But not all networks are the same, especially not wireless ones. While Wifi-powered wireless networks have become the de facto standard, other technologies like 5G or CBRS are growing in prominence and threaten to challenge the status quo. This raises the question what technology the wireless network of the future will be built on? Will it be Wifi 6 – the latest iteration of the Wifi standard – or one of its two emerging challengers, 5G and CBRS? To try and guess what might lie ahead, it is important to first understand what each of these different technologies brings to the table.

Looking at the status quo

By now, Wifi has widely established itself as the modern standard for wireless technologies. Its prevalence in organisations across the globe is the primary advantage it holds over its challengers. Abandoning Wifi now would be a costly affair for most businesses and require significant financial investment in new infrastructure. Even if organisations decided to go down this route, few connected devices actually support other wireless standards such as 5G or CBRS, adding another level of complexity to the task. Wifi 6 also offers much faster data transmission speeds and advanced connectivity capabilities, enabling it to communicate with multiple clients simultaneously – a feature that wasn’t available in previous iterations. This is significant as it allows all devices on a network to experience the same, even level of connectivity, putting considerably less strain on the bandwidth.

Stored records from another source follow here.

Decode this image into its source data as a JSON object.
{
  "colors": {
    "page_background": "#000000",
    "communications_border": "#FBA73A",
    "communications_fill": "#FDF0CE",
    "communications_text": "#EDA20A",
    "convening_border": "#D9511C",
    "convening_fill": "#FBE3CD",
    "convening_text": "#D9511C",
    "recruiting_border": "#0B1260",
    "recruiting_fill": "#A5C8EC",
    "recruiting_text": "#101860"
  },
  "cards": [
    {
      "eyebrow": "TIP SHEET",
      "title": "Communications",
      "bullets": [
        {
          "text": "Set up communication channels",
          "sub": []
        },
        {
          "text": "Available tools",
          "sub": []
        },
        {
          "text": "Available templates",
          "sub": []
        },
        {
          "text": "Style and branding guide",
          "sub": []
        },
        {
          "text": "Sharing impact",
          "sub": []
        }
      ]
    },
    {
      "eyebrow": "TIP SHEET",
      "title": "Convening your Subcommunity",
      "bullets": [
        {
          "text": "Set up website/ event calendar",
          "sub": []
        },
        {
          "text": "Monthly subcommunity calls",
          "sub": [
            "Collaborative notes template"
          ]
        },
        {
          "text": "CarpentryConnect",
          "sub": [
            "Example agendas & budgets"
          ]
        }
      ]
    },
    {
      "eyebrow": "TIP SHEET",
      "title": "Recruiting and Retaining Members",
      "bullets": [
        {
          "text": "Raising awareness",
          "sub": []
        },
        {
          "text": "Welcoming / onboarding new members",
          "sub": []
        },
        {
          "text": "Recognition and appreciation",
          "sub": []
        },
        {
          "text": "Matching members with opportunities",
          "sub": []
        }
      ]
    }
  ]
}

But while Wifi might have the advantage of being almost omnipresent, it lacks flexibility, mobility and reach. This is where 5G comes into play, offering higher data rates, reduced latency, expanded system capacity and enabling device connectivity on a much larger scale. What distinguishes 5G the most, however, is its virtualisation and network slicing capabilities. These enable organisations to create virtual networks within their physical infrastructure, allowing them to reconfigure or scale services as needed. Naturally, 5G is becoming the wireless technology of choice for carrier networks, applications at large events like music festivals, and managed service providers looking to expand their OTT offering.

Lastly, the Citizen Broadband Radio Service (CBRS) technology might not be as well-known as Wifi or 5G but has, in its essence, been around for many decades. The service, which uses the 3.5 GHz band, is offering organisations the best of both worlds. It is as simple to set up as a Wifi network, yet offers the quality of service and performance of cellular 4G. CBRS has many of the same use-cases as Wifi along with the same capabilities (voice, text and data communication), while it also offers organisations the option to set up their own LTE networks. As such, CBRS is the ideal choice for enterprises that want consistent and reliable LTE coverage even in physical spaces that traditional carrier networks struggle to reach.

Comparing apples and oranges

The competition between these wireless technologies is much like the rivalry between the new LAN technologies of the 90s. Just like in the wireless space today, different technologies were in fierce competition for their share of the wired connection market then. Token Ring, FDDI, and ATM all had more advanced features than Ethernet. However, having already secured a strong foothold in the market, none of these challengers were able to displace Ethernet. Users were familiar with Ethernet and unwilling to adopt new technologies to replace a functional and well-established one.

While history doesn’t necessarily have to repeat itself here, there is one strong similarity worth taking into account. Just like Ethernet, Wifi has established its stronghold across all different kinds of organisations, which makes it harder for them to now adopt a different wireless technology. That being said, while Wifi 6, 5G and CBRS might share the common trait of being wireless technologies, they are far from the same and have fundamentally different applications. Rather than compete with each other, they will continue to co-exist with features and capabilities that complement each other.